- DATASET EXCERPTS:
*** Begin section ***
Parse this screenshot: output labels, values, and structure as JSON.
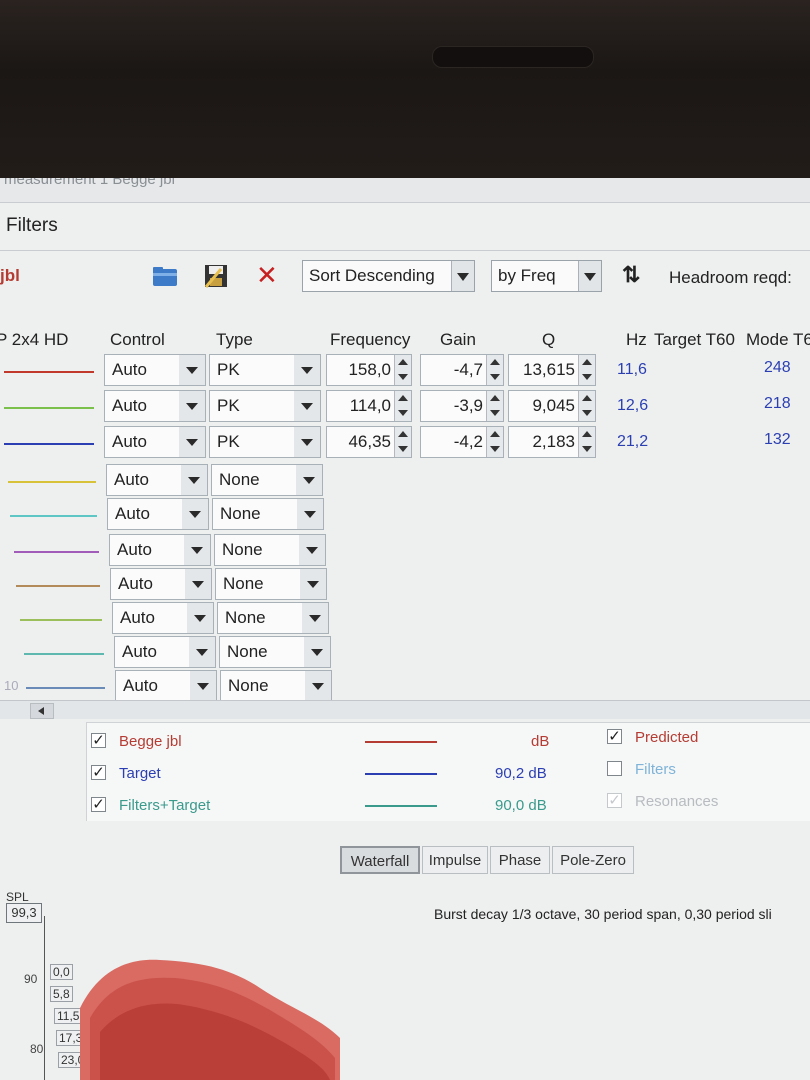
{
  "window": {
    "title_partial": "measurement 1 Begge jbl",
    "name": "Filters"
  },
  "toolbar": {
    "measurement_label": "jbl",
    "sort_order": "Sort Descending",
    "sort_by": "by Freq",
    "headroom_label": "Headroom reqd:",
    "icons": [
      "folder-icon",
      "save-icon",
      "delete-icon",
      "sort-icon"
    ]
  },
  "columns": {
    "eq": "P 2x4 HD",
    "control": "Control",
    "type": "Type",
    "frequency": "Frequency",
    "gain": "Gain",
    "q": "Q",
    "hz": "Hz",
    "target_t60": "Target T60",
    "mode_t6": "Mode T6"
  },
  "filters": [
    {
      "control": "Auto",
      "type": "PK",
      "frequency": "158,0",
      "gain": "-4,7",
      "q": "13,615",
      "hz": "11,6",
      "mode": "248",
      "color": "#c0392b"
    },
    {
      "control": "Auto",
      "type": "PK",
      "frequency": "114,0",
      "gain": "-3,9",
      "q": "9,045",
      "hz": "12,6",
      "mode": "218",
      "color": "#7ac04a"
    },
    {
      "control": "Auto",
      "type": "PK",
      "frequency": "46,35",
      "gain": "-4,2",
      "q": "2,183",
      "hz": "21,2",
      "mode": "132",
      "color": "#2b3fb2"
    },
    {
      "control": "Auto",
      "type": "None",
      "color": "#d8c23a"
    },
    {
      "control": "Auto",
      "type": "None",
      "color": "#5fc6c6"
    },
    {
      "control": "Auto",
      "type": "None",
      "color": "#a05cb8"
    },
    {
      "control": "Auto",
      "type": "None",
      "color": "#b38a5a"
    },
    {
      "control": "Auto",
      "type": "None",
      "color": "#9bbf5a"
    },
    {
      "control": "Auto",
      "type": "None",
      "color": "#5fb8b0"
    },
    {
      "control": "Auto",
      "type": "None",
      "num": "10",
      "color": "#6a8ab8"
    }
  ],
  "legend": [
    {
      "label": "Begge jbl",
      "checked": true,
      "value": "dB",
      "color": "#b53c33"
    },
    {
      "label": "Target",
      "checked": true,
      "value": "90,2 dB",
      "color": "#2b3fb2"
    },
    {
      "label": "Filters+Target",
      "checked": true,
      "value": "90,0 dB",
      "color": "#3a9a8c"
    }
  ],
  "options": [
    {
      "label": "Predicted",
      "checked": true,
      "color": "#b53c33"
    },
    {
      "label": "Filters",
      "checked": false,
      "color": "#7fb4d8"
    },
    {
      "label": "Resonances",
      "checked": true,
      "color": "#b8bcc0"
    }
  ],
  "tabs": [
    "Waterfall",
    "Impulse",
    "Phase",
    "Pole-Zero"
  ],
  "active_tab": "Waterfall",
  "waterfall": {
    "spl_label": "SPL",
    "spl_value": "99,3",
    "description": "Burst decay 1/3 octave, 30 period span, 0,30 period sli",
    "y_ticks": [
      "90",
      "80"
    ],
    "time_ticks": [
      "0,0",
      "5,8",
      "11,5",
      "17,3",
      "23,0"
    ]
  }
}
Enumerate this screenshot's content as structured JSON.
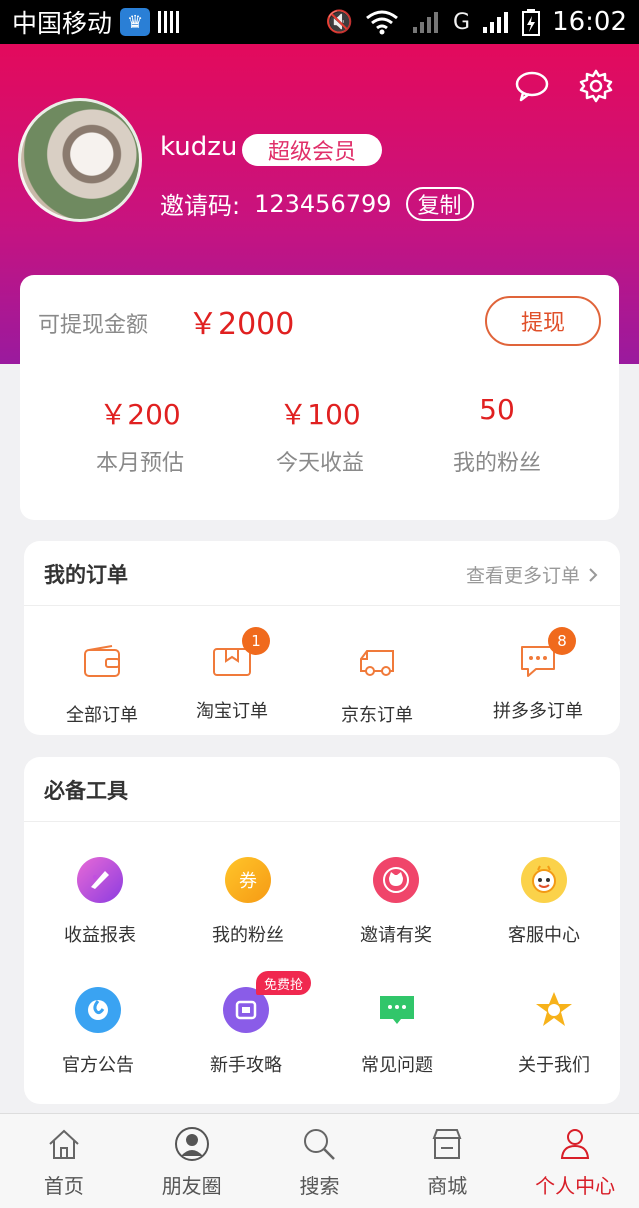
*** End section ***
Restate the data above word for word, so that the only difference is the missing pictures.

Parse this screenshot: output labels, values, and structure as JSON.
{
  "window": {
    "title_partial": "measurement 1 Begge jbl",
    "name": "Filters"
  },
  "toolbar": {
    "measurement_label": "jbl",
    "sort_order": "Sort Descending",
    "sort_by": "by Freq",
    "headroom_label": "Headroom reqd:",
    "icons": [
      "folder-icon",
      "save-icon",
      "delete-icon",
      "sort-icon"
    ]
  },
  "columns": {
    "eq": "P 2x4 HD",
    "control": "Control",
    "type": "Type",
    "frequency": "Frequency",
    "gain": "Gain",
    "q": "Q",
    "hz": "Hz",
    "target_t60": "Target T60",
    "mode_t6": "Mode T6"
  },
  "filters": [
    {
      "control": "Auto",
      "type": "PK",
      "frequency": "158,0",
      "gain": "-4,7",
      "q": "13,615",
      "hz": "11,6",
      "mode": "248",
      "color": "#c0392b"
    },
    {
      "control": "Auto",
      "type": "PK",
      "frequency": "114,0",
      "gain": "-3,9",
      "q": "9,045",
      "hz": "12,6",
      "mode": "218",
      "color": "#7ac04a"
    },
    {
      "control": "Auto",
      "type": "PK",
      "frequency": "46,35",
      "gain": "-4,2",
      "q": "2,183",
      "hz": "21,2",
      "mode": "132",
      "color": "#2b3fb2"
    },
    {
      "control": "Auto",
      "type": "None",
      "color": "#d8c23a"
    },
    {
      "control": "Auto",
      "type": "None",
      "color": "#5fc6c6"
    },
    {
      "control": "Auto",
      "type": "None",
      "color": "#a05cb8"
    },
    {
      "control": "Auto",
      "type": "None",
      "color": "#b38a5a"
    },
    {
      "control": "Auto",
      "type": "None",
      "color": "#9bbf5a"
    },
    {
      "control": "Auto",
      "type": "None",
      "color": "#5fb8b0"
    },
    {
      "control": "Auto",
      "type": "None",
      "num": "10",
      "color": "#6a8ab8"
    }
  ],
  "legend": [
    {
      "label": "Begge jbl",
      "checked": true,
      "value": "dB",
      "color": "#b53c33"
    },
    {
      "label": "Target",
      "checked": true,
      "value": "90,2 dB",
      "color": "#2b3fb2"
    },
    {
      "label": "Filters+Target",
      "checked": true,
      "value": "90,0 dB",
      "color": "#3a9a8c"
    }
  ],
  "options": [
    {
      "label": "Predicted",
      "checked": true,
      "color": "#b53c33"
    },
    {
      "label": "Filters",
      "checked": false,
      "color": "#7fb4d8"
    },
    {
      "label": "Resonances",
      "checked": true,
      "color": "#b8bcc0"
    }
  ],
  "tabs": [
    "Waterfall",
    "Impulse",
    "Phase",
    "Pole-Zero"
  ],
  "active_tab": "Waterfall",
  "waterfall": {
    "spl_label": "SPL",
    "spl_value": "99,3",
    "description": "Burst decay 1/3 octave, 30 period span, 0,30 period sli",
    "y_ticks": [
      "90",
      "80"
    ],
    "time_ticks": [
      "0,0",
      "5,8",
      "11,5",
      "17,3",
      "23,0"
    ]
  }
}
Enumerate this screenshot's content as structured JSON.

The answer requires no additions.